Well, it figured. As a talk show that draws nourishment from the mother's milk of good will--an amiable atmosphere encouraging return visits by celebrities--"Larry King Live" cannot afford to offend any of its big-name guests. Thus, getting tough with Gore and Perot might have been problematic for King, who several times called Perot "Ross" and at one point addressed the vice president as "Al." It was obvious that King was much cozier with each of them than they were with each other.
As many have noted, however, what does it all matter?

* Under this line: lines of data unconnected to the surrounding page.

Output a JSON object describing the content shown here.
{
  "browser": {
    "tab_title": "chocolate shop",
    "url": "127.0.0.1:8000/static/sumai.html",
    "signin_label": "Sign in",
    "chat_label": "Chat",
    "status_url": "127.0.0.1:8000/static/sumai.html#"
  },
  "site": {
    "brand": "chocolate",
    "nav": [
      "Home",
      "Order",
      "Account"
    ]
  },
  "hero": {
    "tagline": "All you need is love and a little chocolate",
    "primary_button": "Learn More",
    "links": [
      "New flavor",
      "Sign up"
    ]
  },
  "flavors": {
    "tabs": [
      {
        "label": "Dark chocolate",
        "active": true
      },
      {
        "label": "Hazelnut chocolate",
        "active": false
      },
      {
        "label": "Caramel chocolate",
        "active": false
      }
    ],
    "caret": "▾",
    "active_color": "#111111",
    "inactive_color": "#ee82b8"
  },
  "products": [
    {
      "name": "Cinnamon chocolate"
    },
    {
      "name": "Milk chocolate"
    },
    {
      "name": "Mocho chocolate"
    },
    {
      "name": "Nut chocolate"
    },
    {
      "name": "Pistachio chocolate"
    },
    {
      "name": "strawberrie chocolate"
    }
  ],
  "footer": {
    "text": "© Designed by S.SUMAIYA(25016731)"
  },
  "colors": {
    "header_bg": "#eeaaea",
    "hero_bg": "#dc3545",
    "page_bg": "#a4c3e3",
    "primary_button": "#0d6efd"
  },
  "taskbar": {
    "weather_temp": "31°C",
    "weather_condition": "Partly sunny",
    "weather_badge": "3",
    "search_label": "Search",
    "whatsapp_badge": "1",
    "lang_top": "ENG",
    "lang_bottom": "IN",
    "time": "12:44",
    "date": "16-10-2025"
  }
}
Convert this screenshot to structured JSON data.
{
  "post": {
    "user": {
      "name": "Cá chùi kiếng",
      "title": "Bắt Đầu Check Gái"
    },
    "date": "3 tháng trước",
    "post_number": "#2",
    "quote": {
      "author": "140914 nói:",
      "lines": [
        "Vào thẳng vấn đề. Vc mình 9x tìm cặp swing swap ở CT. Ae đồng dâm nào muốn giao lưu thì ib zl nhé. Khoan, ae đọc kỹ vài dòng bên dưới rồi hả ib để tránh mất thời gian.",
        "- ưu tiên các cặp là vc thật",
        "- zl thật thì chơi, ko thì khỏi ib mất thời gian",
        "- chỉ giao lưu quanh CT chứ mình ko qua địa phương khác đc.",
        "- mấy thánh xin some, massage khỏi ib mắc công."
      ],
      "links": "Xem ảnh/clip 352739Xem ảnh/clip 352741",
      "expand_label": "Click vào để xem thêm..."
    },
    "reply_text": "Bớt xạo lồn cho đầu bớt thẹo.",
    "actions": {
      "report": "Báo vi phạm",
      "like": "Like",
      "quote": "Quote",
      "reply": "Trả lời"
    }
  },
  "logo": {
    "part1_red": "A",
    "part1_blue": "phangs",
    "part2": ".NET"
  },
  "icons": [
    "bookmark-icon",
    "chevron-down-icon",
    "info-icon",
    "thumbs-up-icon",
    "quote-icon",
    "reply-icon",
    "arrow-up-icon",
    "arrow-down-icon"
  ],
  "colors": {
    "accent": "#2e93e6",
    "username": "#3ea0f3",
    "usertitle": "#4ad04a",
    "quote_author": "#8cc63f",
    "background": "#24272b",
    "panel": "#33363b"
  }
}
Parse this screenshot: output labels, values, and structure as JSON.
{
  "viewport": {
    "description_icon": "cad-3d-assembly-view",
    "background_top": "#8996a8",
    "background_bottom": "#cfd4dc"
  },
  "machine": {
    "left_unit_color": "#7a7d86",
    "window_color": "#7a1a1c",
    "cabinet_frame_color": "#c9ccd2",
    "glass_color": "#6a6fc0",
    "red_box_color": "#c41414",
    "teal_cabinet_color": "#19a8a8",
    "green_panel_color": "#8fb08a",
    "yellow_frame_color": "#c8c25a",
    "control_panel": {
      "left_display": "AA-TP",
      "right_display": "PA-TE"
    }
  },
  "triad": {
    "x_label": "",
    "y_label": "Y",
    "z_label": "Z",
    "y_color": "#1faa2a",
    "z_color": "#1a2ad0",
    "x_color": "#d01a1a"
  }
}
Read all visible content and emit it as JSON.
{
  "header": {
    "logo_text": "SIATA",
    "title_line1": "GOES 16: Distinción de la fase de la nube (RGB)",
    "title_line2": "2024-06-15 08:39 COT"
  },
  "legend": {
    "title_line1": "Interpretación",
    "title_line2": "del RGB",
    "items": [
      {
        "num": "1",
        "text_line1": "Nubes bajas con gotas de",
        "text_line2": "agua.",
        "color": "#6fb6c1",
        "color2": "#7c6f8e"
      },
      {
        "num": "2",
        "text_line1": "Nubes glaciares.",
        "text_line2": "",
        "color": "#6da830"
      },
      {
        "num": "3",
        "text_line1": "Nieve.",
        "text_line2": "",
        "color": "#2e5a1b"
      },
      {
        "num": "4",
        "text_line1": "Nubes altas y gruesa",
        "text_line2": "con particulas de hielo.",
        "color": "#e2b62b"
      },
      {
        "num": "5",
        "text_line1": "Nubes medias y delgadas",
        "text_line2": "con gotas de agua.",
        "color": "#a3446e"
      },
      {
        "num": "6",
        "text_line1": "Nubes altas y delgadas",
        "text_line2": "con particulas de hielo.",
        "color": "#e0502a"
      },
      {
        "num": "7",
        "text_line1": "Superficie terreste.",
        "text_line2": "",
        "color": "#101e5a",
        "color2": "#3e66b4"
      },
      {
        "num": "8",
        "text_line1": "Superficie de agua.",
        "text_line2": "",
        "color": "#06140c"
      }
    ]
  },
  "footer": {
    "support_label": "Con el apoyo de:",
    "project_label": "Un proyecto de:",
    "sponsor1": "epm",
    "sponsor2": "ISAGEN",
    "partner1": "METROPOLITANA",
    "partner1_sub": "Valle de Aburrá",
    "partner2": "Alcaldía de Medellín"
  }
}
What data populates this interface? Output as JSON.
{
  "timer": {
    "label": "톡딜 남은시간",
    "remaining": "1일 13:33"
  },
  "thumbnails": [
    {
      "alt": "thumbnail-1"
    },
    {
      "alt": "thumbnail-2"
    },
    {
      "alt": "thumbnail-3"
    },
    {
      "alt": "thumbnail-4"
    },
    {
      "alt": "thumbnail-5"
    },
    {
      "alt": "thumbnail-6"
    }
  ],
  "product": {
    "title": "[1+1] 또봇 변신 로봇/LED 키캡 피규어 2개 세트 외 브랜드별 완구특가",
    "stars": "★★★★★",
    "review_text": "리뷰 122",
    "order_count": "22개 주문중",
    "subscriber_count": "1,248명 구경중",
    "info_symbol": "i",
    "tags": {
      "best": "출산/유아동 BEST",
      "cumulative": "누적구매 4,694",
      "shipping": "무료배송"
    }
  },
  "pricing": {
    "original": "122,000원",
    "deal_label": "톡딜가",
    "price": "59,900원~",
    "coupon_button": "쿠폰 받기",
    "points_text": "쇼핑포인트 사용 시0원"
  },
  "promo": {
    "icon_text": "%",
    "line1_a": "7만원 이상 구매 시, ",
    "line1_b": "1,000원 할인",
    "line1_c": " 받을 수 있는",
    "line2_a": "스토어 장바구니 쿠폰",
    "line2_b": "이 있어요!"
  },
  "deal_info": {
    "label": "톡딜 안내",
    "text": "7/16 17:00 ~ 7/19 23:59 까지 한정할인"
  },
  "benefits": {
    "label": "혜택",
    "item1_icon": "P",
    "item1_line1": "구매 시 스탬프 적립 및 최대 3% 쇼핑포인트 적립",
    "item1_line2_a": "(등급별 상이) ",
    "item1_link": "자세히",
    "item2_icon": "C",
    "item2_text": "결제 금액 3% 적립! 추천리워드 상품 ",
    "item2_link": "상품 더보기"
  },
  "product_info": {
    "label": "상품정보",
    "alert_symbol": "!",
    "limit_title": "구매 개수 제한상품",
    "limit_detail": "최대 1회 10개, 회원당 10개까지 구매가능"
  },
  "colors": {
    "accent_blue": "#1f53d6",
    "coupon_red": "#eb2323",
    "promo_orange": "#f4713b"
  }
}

And as for who won, what exactly did winning mean? It wasn't Gore and Perot as personalities that viewers should have been noticing as much as it was what they were saying--and not saying--about this complicated trade proposal. And although once again we saw the politics of the nation being played out via television, Tuesday night's debate "was not for the American people," NBC's Russert observed. "It was for the 30 undecided Democrats."
Those undecided Democrats (their exact number is in dispute) are said to hold the fate of NAFTA in their hands, and if Tuesday night's carnival helped them make up their minds, then pity their constituents.
"Nightline" host Ted Koppel said Tuesday that his show would have jumped at the opportunity to host the Gore-Perot debate, although adding that events "of this sort are probably not worth the effort to put them on."
Not agreeing, apparently, were the non-cable CNN affiliates that carried the debate live, despite having to preempt regular programming during a ratings sweeps month. CNN made the debate available to all of its affiliates in addition to National Public Radio, and the network said that among 50 stations accepting the offer were ones in Chicago, San Francisco and San Diego. But not in the Los Angeles-area market, CNN said, so that non-cable viewers here were denied the opportunity to see the debate.
Instead, CNN affiliates in Los Angeles ran their regular programming from 6 to 7:30 p.m. Tuesday. On KTLA-TV Channel 5 it was a rerun of "Full House" and back-to-back reruns of "Family Matters." On KCAL-TV Channel 9 it was a rerun of "Empty Nest," then local news followed by an "Inside Edition" segment on serial killer David Berkowitz. On KTTV-TV Channel 11 it was "Cops" sandwiched between reruns of "Married . . . With Children."
Television's version of free trade.